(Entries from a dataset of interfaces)

================

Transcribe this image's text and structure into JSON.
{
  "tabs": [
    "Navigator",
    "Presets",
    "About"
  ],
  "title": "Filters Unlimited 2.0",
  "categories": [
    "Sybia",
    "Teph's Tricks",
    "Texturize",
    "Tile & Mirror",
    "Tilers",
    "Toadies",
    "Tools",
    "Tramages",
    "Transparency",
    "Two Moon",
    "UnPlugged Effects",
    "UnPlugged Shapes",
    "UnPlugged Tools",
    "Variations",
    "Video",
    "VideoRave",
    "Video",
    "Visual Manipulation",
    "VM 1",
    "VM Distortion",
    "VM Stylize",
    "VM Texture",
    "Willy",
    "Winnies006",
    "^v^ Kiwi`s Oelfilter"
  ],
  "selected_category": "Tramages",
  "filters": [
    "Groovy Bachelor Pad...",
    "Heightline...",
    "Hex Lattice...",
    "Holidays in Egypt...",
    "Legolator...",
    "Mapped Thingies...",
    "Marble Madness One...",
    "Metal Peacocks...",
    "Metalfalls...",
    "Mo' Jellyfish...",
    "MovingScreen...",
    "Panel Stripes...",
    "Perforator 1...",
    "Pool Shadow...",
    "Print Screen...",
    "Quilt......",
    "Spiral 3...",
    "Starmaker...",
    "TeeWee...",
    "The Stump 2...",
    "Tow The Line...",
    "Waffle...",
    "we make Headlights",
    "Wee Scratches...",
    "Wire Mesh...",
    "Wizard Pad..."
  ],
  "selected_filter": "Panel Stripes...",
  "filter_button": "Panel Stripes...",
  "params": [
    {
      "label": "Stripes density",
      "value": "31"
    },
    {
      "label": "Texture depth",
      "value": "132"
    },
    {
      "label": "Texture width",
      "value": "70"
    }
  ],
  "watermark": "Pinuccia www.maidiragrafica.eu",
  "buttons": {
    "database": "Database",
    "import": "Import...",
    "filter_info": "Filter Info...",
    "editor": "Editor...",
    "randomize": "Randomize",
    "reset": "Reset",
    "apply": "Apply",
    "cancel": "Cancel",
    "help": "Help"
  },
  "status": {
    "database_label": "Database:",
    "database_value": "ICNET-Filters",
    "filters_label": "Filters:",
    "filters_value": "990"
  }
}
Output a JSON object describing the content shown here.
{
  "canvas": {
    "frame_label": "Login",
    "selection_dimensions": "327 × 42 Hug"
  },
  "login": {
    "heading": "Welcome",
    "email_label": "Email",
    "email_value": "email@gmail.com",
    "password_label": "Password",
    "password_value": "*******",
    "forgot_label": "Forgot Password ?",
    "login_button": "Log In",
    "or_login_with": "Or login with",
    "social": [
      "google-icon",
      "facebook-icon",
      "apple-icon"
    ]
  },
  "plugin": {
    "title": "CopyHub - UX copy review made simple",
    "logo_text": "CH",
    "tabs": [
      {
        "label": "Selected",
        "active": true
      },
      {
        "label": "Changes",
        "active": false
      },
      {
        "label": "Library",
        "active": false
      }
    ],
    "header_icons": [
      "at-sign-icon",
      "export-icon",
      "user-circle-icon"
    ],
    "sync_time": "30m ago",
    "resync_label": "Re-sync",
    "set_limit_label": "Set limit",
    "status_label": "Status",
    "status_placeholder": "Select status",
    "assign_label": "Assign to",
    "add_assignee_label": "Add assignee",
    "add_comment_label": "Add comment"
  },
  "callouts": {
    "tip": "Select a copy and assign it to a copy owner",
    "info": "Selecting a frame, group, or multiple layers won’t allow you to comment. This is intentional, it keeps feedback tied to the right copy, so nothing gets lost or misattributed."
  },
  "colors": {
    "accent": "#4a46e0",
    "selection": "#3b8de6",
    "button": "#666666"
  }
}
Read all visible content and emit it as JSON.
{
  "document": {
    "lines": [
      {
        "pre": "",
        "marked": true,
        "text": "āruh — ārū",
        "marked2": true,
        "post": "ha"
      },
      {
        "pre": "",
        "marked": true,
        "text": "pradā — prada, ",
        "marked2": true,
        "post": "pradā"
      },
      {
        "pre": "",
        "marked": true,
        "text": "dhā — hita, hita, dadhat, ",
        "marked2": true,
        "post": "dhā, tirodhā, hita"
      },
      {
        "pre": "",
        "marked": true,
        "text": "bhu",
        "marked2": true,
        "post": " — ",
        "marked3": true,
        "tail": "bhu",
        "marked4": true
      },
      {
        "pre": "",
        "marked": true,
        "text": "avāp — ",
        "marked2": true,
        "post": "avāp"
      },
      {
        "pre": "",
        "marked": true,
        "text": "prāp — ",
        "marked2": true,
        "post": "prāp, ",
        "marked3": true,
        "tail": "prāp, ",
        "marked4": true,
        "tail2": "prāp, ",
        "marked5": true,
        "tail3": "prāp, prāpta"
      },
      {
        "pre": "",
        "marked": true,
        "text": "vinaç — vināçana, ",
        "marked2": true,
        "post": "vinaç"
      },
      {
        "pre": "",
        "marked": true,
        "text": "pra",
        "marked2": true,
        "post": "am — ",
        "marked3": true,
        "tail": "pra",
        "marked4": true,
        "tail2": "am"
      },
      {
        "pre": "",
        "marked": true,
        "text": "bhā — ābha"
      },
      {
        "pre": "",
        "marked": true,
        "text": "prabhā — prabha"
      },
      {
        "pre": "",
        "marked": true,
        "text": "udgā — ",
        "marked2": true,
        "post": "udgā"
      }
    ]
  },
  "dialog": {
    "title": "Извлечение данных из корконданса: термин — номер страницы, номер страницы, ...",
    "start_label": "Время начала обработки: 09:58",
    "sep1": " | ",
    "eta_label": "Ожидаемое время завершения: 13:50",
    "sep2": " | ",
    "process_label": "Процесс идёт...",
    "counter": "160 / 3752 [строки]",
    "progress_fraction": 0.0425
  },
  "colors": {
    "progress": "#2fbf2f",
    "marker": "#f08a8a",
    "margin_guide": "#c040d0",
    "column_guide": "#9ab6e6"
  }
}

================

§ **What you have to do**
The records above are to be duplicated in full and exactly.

§ **Finished task**
Transcribe this image's text and structure into JSON.
{
  "tabs": [
    "Navigator",
    "Presets",
    "About"
  ],
  "title": "Filters Unlimited 2.0",
  "categories": [
    "Sybia",
    "Teph's Tricks",
    "Texturize",
    "Tile & Mirror",
    "Tilers",
    "Toadies",
    "Tools",
    "Tramages",
    "Transparency",
    "Two Moon",
    "UnPlugged Effects",
    "UnPlugged Shapes",
    "UnPlugged Tools",
    "Variations",
    "Video",
    "VideoRave",
    "Video",
    "Visual Manipulation",
    "VM 1",
    "VM Distortion",
    "VM Stylize",
    "VM Texture",
    "Willy",
    "Winnies006",
    "^v^ Kiwi`s Oelfilter"
  ],
  "selected_category": "Tramages",
  "filters": [
    "Groovy Bachelor Pad...",
    "Heightline...",
    "Hex Lattice...",
    "Holidays in Egypt...",
    "Legolator...",
    "Mapped Thingies...",
    "Marble Madness One...",
    "Metal Peacocks...",
    "Metalfalls...",
    "Mo' Jellyfish...",
    "MovingScreen...",
    "Panel Stripes...",
    "Perforator 1...",
    "Pool Shadow...",
    "Print Screen...",
    "Quilt......",
    "Spiral 3...",
    "Starmaker...",
    "TeeWee...",
    "The Stump 2...",
    "Tow The Line...",
    "Waffle...",
    "we make Headlights",
    "Wee Scratches...",
    "Wire Mesh...",
    "Wizard Pad..."
  ],
  "selected_filter": "Panel Stripes...",
  "filter_button": "Panel Stripes...",
  "params": [
    {
      "label": "Stripes density",
      "value": "31"
    },
    {
      "label": "Texture depth",
      "value": "132"
    },
    {
      "label": "Texture width",
      "value": "70"
    }
  ],
  "watermark": "Pinuccia www.maidiragrafica.eu",
  "buttons": {
    "database": "Database",
    "import": "Import...",
    "filter_info": "Filter Info...",
    "editor": "Editor...",
    "randomize": "Randomize",
    "reset": "Reset",
    "apply": "Apply",
    "cancel": "Cancel",
    "help": "Help"
  },
  "status": {
    "database_label": "Database:",
    "database_value": "ICNET-Filters",
    "filters_label": "Filters:",
    "filters_value": "990"
  }
}
Output a JSON object describing the content shown here.
{
  "canvas": {
    "frame_label": "Login",
    "selection_dimensions": "327 × 42 Hug"
  },
  "login": {
    "heading": "Welcome",
    "email_label": "Email",
    "email_value": "email@gmail.com",
    "password_label": "Password",
    "password_value": "*******",
    "forgot_label": "Forgot Password ?",
    "login_button": "Log In",
    "or_login_with": "Or login with",
    "social": [
      "google-icon",
      "facebook-icon",
      "apple-icon"
    ]
  },
  "plugin": {
    "title": "CopyHub - UX copy review made simple",
    "logo_text": "CH",
    "tabs": [
      {
        "label": "Selected",
        "active": true
      },
      {
        "label": "Changes",
        "active": false
      },
      {
        "label": "Library",
        "active": false
      }
    ],
    "header_icons": [
      "at-sign-icon",
      "export-icon",
      "user-circle-icon"
    ],
    "sync_time": "30m ago",
    "resync_label": "Re-sync",
    "set_limit_label": "Set limit",
    "status_label": "Status",
    "status_placeholder": "Select status",
    "assign_label": "Assign to",
    "add_assignee_label": "Add assignee",
    "add_comment_label": "Add comment"
  },
  "callouts": {
    "tip": "Select a copy and assign it to a copy owner",
    "info": "Selecting a frame, group, or multiple layers won’t allow you to comment. This is intentional, it keeps feedback tied to the right copy, so nothing gets lost or misattributed."
  },
  "colors": {
    "accent": "#4a46e0",
    "selection": "#3b8de6",
    "button": "#666666"
  }
}
Read all visible content and emit it as JSON.
{
  "document": {
    "lines": [
      {
        "pre": "",
        "marked": true,
        "text": "āruh — ārū",
        "marked2": true,
        "post": "ha"
      },
      {
        "pre": "",
        "marked": true,
        "text": "pradā — prada, ",
        "marked2": true,
        "post": "pradā"
      },
      {
        "pre": "",
        "marked": true,
        "text": "dhā — hita, hita, dadhat, ",
        "marked2": true,
        "post": "dhā, tirodhā, hita"
      },
      {
        "pre": "",
        "marked": true,
        "text": "bhu",
        "marked2": true,
        "post": " — ",
        "marked3": true,
        "tail": "bhu",
        "marked4": true
      },
      {
        "pre": "",
        "marked": true,
        "text": "avāp — ",
        "marked2": true,
        "post": "avāp"
      },
      {
        "pre": "",
        "marked": true,
        "text": "prāp — ",
        "marked2": true,
        "post": "prāp, ",
        "marked3": true,
        "tail": "prāp, ",
        "marked4": true,
        "tail2": "prāp, ",
        "marked5": true,
        "tail3": "prāp, prāpta"
      },
      {
        "pre": "",
        "marked": true,
        "text": "vinaç — vināçana, ",
        "marked2": true,
        "post": "vinaç"
      },
      {
        "pre": "",
        "marked": true,
        "text": "pra",
        "marked2": true,
        "post": "am — ",
        "marked3": true,
        "tail": "pra",
        "marked4": true,
        "tail2": "am"
      },
      {
        "pre": "",
        "marked": true,
        "text": "bhā — ābha"
      },
      {
        "pre": "",
        "marked": true,
        "text": "prabhā — prabha"
      },
      {
        "pre": "",
        "marked": true,
        "text": "udgā — ",
        "marked2": true,
        "post": "udgā"
      }
    ]
  },
  "dialog": {
    "title": "Извлечение данных из корконданса: термин — номер страницы, номер страницы, ...",
    "start_label": "Время начала обработки: 09:58",
    "sep1": " | ",
    "eta_label": "Ожидаемое время завершения: 13:50",
    "sep2": " | ",
    "process_label": "Процесс идёт...",
    "counter": "160 / 3752 [строки]",
    "progress_fraction": 0.0425
  },
  "colors": {
    "progress": "#2fbf2f",
    "marker": "#f08a8a",
    "margin_guide": "#c040d0",
    "column_guide": "#9ab6e6"
  }
}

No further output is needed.